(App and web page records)
□ □ □
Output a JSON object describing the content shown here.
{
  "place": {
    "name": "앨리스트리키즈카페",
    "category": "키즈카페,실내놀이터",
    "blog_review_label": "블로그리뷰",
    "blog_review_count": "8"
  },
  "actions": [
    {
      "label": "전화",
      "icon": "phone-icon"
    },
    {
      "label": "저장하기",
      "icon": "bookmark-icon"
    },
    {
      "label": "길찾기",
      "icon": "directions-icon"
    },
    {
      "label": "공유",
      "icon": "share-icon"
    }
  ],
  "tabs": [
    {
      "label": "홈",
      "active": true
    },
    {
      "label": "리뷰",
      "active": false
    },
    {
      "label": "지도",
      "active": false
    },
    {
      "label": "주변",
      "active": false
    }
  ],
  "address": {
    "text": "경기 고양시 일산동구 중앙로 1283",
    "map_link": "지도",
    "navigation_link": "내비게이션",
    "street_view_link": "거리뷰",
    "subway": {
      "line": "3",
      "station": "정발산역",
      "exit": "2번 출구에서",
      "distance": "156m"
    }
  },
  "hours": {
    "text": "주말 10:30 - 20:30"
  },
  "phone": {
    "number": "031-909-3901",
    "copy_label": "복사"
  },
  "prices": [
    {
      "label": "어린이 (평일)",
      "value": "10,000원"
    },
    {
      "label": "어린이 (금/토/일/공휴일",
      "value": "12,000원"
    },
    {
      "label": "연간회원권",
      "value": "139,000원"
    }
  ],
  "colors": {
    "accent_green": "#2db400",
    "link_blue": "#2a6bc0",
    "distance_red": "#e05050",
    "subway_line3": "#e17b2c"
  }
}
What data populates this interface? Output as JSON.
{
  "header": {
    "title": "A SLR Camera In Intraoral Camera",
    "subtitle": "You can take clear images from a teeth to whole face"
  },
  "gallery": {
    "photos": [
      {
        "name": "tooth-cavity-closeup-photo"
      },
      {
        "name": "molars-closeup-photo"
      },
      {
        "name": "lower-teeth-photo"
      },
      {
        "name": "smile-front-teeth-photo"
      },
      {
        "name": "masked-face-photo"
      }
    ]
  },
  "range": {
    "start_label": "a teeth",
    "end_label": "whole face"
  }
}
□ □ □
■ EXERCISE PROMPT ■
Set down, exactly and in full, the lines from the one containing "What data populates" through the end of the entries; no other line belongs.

■ WRITTEN SOLUTION ■
What data populates this interface? Output as JSON.
{
  "header": {
    "title": "A SLR Camera In Intraoral Camera",
    "subtitle": "You can take clear images from a teeth to whole face"
  },
  "gallery": {
    "photos": [
      {
        "name": "tooth-cavity-closeup-photo"
      },
      {
        "name": "molars-closeup-photo"
      },
      {
        "name": "lower-teeth-photo"
      },
      {
        "name": "smile-front-teeth-photo"
      },
      {
        "name": "masked-face-photo"
      }
    ]
  },
  "range": {
    "start_label": "a teeth",
    "end_label": "whole face"
  }
}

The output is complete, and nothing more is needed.